Many themes attend the Ahmed Mohamed story involving the clock in a Vaultz pencil box. From NAACP activist Julian Bond, the first to “field” the incident, to Ahmed’s photo-op with Sudan’s infamous President Bashir, the most troublesome may be the ambiguity.
Why, among the many possibilities in electronics, “invent” a clock, i.e. a time device or, potentially, a timing device?
Why after having shown it to one teacher, who advised not showing it off again, show it again and again and again and finally plug it in and have the alarm go off?
Whatever the truth may have been, including the possibility that there had been no one truth, so many mixed motives attending human behavior at times, it’s sure to be covered in favor-currying trouble-avoiding explanations.
Credit Washington Post writer Jessica Contrera for going the distance with “Twin Towers Transportation”, perhaps settling one concern of the “Islamophobes” — or not (why choose / search out a “Twin Towers” property?).
And on this goes.
Language matters, and whether we indulge in the many layers of poetry, including punning, or technical empirical observation, peace, whether found in religion or in reason, needs must find its anchors in eventual consistency in the employment and reflection of symbols and their interpretation. That Texas law had already provisions for a “hoax bomb” tells how difficult discernment have become.
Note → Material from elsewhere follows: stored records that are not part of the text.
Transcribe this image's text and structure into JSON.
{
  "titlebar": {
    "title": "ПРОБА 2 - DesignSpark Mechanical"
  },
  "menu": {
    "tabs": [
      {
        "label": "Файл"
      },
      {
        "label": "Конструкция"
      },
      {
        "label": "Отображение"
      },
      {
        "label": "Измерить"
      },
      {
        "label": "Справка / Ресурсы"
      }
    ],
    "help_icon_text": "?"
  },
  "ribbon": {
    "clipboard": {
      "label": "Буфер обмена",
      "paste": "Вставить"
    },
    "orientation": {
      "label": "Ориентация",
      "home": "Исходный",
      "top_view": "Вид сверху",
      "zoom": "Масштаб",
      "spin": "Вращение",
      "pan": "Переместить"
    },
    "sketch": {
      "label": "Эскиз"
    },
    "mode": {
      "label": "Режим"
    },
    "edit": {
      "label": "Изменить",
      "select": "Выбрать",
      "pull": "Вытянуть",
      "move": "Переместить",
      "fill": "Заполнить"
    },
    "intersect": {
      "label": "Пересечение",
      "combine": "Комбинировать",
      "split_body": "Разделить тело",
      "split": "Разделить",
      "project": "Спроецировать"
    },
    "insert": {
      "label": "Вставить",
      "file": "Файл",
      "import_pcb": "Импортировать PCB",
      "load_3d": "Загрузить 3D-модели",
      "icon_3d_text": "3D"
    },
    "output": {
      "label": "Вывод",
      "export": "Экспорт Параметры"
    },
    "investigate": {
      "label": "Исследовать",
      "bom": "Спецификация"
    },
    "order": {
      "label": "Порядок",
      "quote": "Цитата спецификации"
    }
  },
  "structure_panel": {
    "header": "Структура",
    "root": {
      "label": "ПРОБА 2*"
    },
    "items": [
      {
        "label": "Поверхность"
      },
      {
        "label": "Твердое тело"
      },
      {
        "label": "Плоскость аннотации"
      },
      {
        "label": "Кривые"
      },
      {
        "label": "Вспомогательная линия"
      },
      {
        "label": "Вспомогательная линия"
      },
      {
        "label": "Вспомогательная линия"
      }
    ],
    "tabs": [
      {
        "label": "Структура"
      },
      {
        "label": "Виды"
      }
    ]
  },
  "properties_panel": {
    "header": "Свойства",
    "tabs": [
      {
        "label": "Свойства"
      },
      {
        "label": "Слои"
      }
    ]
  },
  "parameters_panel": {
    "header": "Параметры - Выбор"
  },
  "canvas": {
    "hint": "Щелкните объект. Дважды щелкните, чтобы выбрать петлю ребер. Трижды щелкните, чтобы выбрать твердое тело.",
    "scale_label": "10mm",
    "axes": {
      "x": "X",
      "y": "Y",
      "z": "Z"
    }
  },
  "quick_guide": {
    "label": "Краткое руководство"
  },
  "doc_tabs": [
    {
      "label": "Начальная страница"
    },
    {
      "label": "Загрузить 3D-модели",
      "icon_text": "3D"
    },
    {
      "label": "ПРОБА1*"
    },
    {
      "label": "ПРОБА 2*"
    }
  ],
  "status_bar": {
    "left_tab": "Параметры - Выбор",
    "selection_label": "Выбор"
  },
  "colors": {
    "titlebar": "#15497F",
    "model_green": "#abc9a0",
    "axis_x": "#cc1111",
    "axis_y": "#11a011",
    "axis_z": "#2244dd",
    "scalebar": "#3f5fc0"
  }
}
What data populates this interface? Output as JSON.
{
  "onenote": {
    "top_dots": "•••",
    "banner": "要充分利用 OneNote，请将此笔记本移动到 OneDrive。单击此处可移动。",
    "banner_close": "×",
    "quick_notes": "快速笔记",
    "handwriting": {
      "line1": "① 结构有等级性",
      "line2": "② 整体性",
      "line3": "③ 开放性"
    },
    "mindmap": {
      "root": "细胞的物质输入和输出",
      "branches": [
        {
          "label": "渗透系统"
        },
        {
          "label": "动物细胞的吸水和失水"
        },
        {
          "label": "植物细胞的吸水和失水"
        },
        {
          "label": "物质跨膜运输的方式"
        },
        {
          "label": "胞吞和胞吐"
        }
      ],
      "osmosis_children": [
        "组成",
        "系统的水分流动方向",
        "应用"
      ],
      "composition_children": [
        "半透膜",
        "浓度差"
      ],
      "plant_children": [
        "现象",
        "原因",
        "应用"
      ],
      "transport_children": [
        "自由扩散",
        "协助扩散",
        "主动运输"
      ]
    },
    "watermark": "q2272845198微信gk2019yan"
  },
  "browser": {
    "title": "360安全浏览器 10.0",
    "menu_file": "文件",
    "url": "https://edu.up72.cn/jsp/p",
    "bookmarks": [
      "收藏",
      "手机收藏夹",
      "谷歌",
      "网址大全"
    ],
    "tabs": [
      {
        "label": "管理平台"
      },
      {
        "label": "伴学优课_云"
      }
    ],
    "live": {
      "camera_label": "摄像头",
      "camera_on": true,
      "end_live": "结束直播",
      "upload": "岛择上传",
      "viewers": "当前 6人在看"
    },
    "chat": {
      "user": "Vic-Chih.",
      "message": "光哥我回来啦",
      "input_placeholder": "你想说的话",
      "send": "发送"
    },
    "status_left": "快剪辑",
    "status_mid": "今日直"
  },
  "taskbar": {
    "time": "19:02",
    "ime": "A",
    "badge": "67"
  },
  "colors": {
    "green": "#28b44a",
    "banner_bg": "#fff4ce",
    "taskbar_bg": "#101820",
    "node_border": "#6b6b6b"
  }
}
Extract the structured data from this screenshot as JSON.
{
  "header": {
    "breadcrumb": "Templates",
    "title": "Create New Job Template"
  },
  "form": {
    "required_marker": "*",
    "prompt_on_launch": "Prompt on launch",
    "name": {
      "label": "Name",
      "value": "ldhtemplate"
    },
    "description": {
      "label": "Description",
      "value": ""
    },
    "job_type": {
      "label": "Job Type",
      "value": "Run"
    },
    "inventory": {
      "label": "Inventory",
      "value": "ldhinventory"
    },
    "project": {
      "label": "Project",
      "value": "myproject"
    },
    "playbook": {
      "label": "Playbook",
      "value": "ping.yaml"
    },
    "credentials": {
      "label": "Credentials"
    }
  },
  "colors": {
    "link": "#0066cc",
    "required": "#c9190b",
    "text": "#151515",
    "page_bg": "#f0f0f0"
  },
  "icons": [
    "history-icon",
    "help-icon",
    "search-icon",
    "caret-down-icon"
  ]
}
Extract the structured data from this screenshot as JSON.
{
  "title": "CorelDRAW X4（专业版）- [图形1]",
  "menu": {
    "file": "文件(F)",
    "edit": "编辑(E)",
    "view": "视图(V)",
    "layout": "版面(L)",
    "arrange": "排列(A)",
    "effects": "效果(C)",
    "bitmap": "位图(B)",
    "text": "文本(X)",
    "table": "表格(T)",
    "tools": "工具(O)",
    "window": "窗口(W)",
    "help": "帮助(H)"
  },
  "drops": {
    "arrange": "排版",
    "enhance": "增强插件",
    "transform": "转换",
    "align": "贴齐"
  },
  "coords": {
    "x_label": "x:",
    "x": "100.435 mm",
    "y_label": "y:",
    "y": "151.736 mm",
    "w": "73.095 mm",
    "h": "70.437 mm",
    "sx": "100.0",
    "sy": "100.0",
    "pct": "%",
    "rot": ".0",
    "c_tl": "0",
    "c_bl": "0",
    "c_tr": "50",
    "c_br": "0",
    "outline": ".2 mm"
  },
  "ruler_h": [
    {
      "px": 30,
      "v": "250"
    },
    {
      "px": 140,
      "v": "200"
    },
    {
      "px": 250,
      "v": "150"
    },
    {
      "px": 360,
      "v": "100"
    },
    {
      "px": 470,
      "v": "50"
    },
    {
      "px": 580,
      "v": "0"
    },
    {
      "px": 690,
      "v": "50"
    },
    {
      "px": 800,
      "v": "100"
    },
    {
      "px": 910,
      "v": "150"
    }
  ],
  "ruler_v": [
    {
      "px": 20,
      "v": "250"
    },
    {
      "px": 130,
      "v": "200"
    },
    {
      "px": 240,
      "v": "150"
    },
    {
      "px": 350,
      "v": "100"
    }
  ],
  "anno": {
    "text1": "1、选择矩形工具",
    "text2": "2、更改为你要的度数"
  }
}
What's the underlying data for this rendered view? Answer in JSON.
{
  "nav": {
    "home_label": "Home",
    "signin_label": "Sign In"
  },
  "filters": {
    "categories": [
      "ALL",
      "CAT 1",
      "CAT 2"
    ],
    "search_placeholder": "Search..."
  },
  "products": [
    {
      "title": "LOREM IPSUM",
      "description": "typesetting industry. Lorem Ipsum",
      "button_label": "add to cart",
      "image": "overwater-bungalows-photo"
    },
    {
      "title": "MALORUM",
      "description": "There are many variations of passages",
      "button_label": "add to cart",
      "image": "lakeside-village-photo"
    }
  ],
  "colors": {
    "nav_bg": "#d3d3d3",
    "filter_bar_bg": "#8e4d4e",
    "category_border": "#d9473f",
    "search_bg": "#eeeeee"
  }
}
Of the virtues listed in the left sidebar of this blog, I would rank the last as first: integrity.